Pakistan warplanes attack Taliban in area 100km from capital
Pakistan launched air strikes against Taliban positions in the Afghan border region on Tuesday, as part of the military's expanded offensive to expel militants from a contested district just 100 kilometres from the capital Islamabad.
Military spokesman Maj. Nasir Khan said fighter jets have begun attacking Taliban hideouts in Buner district after the military warned militants to flee earlier in the day.
He said ground troops also are preparing to enter Buner, a district militant fighters recently entered from their strongholds in the neighouring Swat valley

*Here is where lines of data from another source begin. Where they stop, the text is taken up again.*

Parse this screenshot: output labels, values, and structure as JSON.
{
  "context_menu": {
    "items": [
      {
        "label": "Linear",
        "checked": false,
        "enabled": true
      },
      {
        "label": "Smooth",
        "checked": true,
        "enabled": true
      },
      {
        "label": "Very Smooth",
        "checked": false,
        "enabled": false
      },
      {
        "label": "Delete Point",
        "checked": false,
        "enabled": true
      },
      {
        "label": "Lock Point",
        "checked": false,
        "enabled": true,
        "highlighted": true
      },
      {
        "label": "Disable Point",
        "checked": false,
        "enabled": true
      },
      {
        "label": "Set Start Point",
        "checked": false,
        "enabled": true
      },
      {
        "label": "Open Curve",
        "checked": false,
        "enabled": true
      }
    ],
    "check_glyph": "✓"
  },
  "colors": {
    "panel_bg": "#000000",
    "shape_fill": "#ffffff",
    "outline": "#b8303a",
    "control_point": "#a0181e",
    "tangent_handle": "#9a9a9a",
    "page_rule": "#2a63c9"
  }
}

The decision to expand the offensive could test Pakistan's heavily-criticized peace deal reached earlier this year with the Taliban in the country's embattled northwest frontier region.
The military began an operation in the nearby Lower Dir district on Sunday in an attempt to halt militant attacks on security forces and numerous abductions of prominent people for ransom.
Tens of thousands of civilians have reportedly fled their homes to escape the fighting since Sunday, according to international aid groups.
The Interior Ministry said 70 militants were killed in two days of fighting, but about 450 militants remained in Buner as of Tuesday.
Pakistan, a nuclear-armed nation, had come under increasing pressure by U.S. and other western governments to do more to curtail the growing influence of the Taliban in parts of the country, especially in Buner for its proximity to the capital.
U.S. and NATO officials have also condemned Pakistan's peace deal with the Taliban, saying they fear it creates a sanctuary for al-Qaeda allies who launch attacks on NATO forces in Afghanistan.
In exchange for the ceasefire, the Pakistani government agreed in February to the Taliban imposing Islamic law in Swat, Buner, Dir and other districts that make up the Malakand division, a vast tract not far from Afghanistan.
The deal's proponents say it addresses long-standing local demands for a more efficient judicial system, a grievance exploited by the Taliban, and was the best hope for ending some two years of bloodshed in the Swat valley.
The Taliban seized control of Swat, once an alpine resort, in a violent uprising in 2007 that pushed tens of thousands of residents from the area.
With files from The Associated Press